### Given information
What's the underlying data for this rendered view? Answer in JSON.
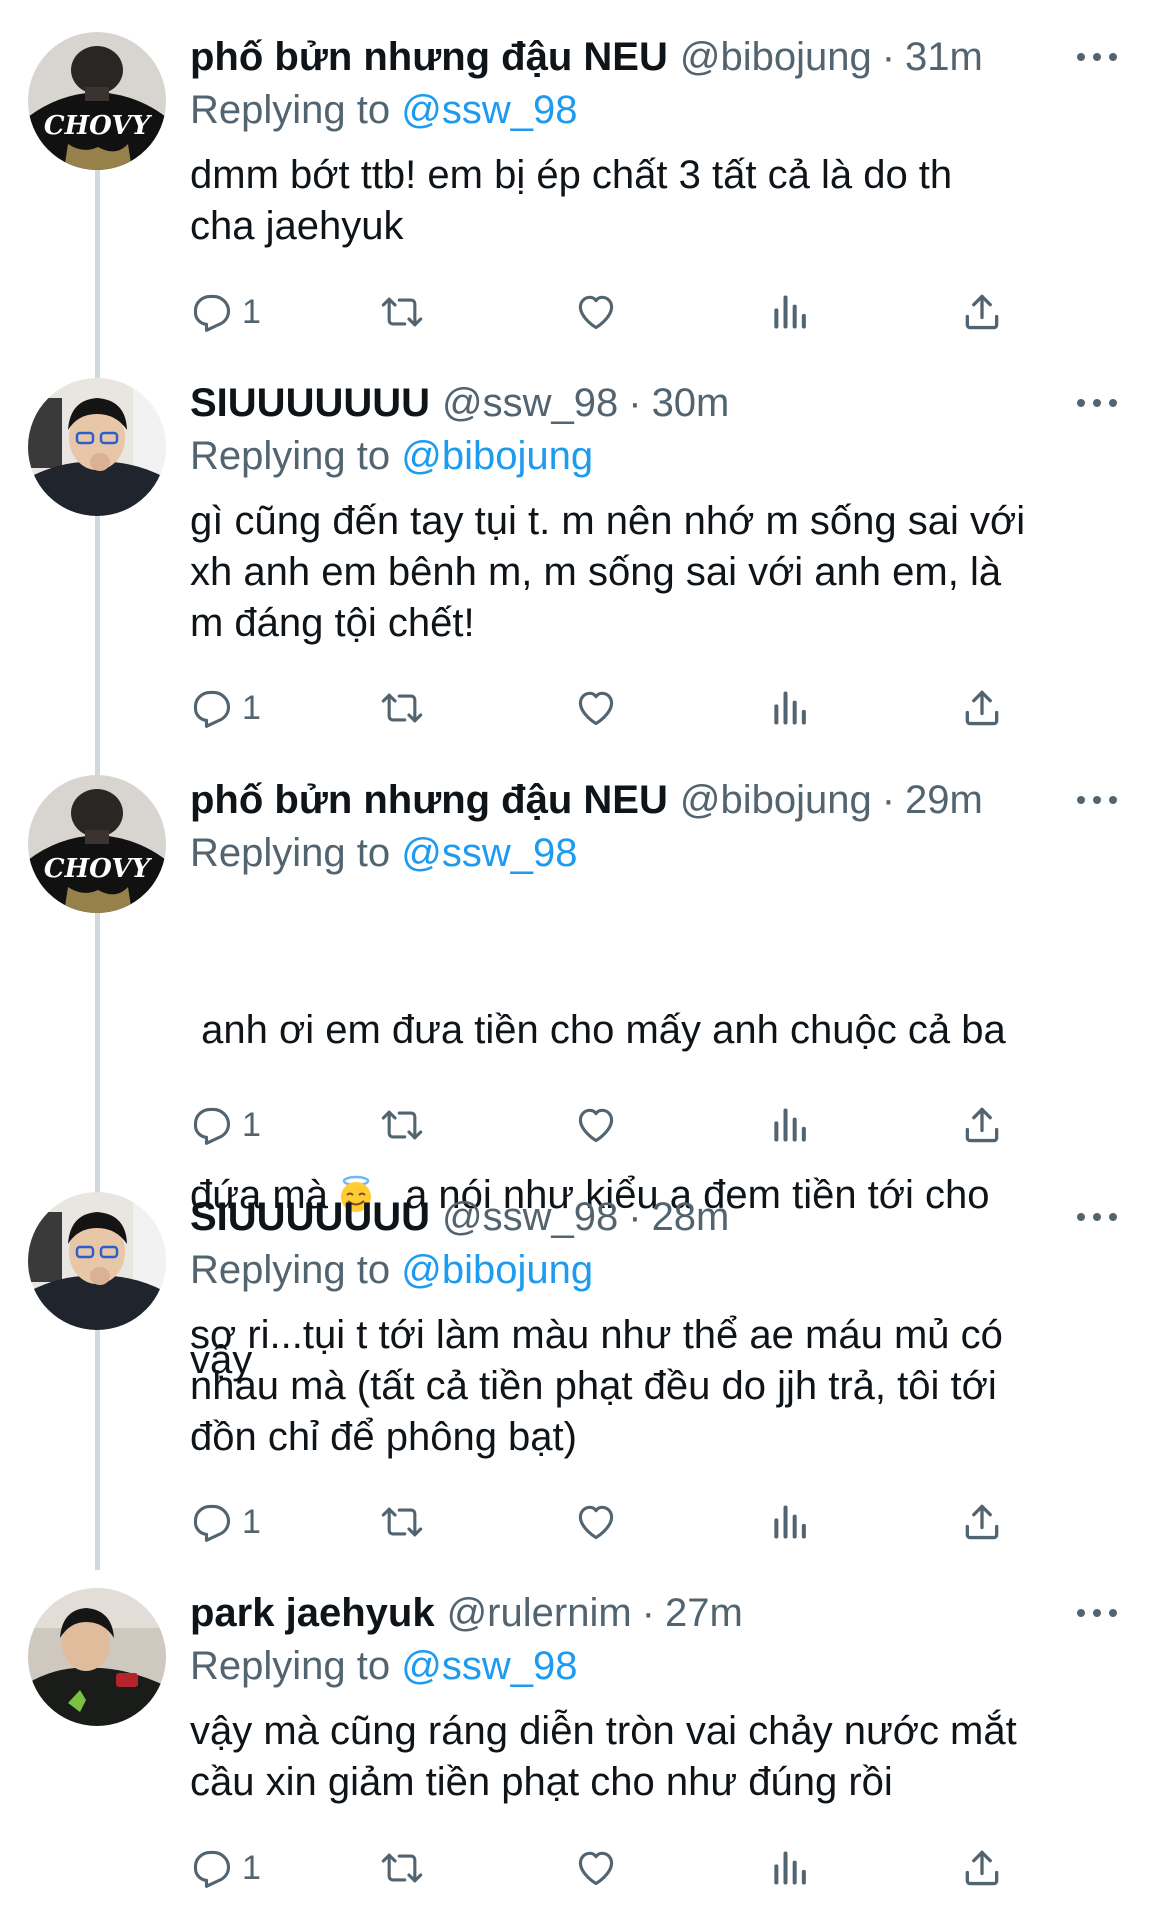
{
  "colors": {
    "accent": "#1d9bf0",
    "muted": "#536471",
    "text": "#0f1419",
    "thread_line": "#cfd9de"
  },
  "tweets": [
    {
      "name": "phố bửn nhưng đậu NEU",
      "handle": "@bibojung",
      "time": "31m",
      "replying_label": "Replying to",
      "replying_to": "@ssw_98",
      "text": "dmm bớt ttb! em bị ép chất 3 tất cả là do th\ncha jaehyuk",
      "reply_count": "1"
    },
    {
      "name": "SIUUUUUUU",
      "handle": "@ssw_98",
      "time": "30m",
      "replying_label": "Replying to",
      "replying_to": "@bibojung",
      "text": "gì cũng đến tay tụi t. m nên nhớ m sống sai với\nxh anh em bênh m, m sống sai với anh em, là\nm đáng tội chết!",
      "reply_count": "1"
    },
    {
      "name": "phố bửn nhưng đậu NEU",
      "handle": "@bibojung",
      "time": "29m",
      "replying_label": "Replying to",
      "replying_to": "@ssw_98",
      "text_line1": " anh ơi em đưa tiền cho mấy anh chuộc cả ba",
      "text_line2a": "đứa mà",
      "emoji": "smiling-face-with-halo-emoji",
      "text_line2b": " a nói như kiểu a đem tiền tới cho",
      "text_line3": "vậy",
      "reply_count": "1"
    },
    {
      "name": "SIUUUUUUU",
      "handle": "@ssw_98",
      "time": "28m",
      "replying_label": "Replying to",
      "replying_to": "@bibojung",
      "text": "sơ ri...tụi t tới làm màu như thể ae máu mủ có\nnhau mà (tất cả tiền phạt đều do jjh trả, tôi tới\nđồn chỉ để phông bạt)",
      "reply_count": "1"
    },
    {
      "name": "park jaehyuk",
      "handle": "@rulernim",
      "time": "27m",
      "replying_label": "Replying to",
      "replying_to": "@ssw_98",
      "text": "vậy mà cũng ráng diễn tròn vai chảy nước mắt\ncầu xin giảm tiền phạt cho như đúng rồi",
      "reply_count": "1"
    }
  ],
  "icons": {
    "reply": "reply-bubble-icon",
    "retweet": "retweet-icon",
    "like": "heart-icon",
    "analytics": "analytics-bars-icon",
    "share": "share-upload-icon",
    "more": "more-dots-icon"
  }
}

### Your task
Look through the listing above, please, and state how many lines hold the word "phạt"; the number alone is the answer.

### Your response
2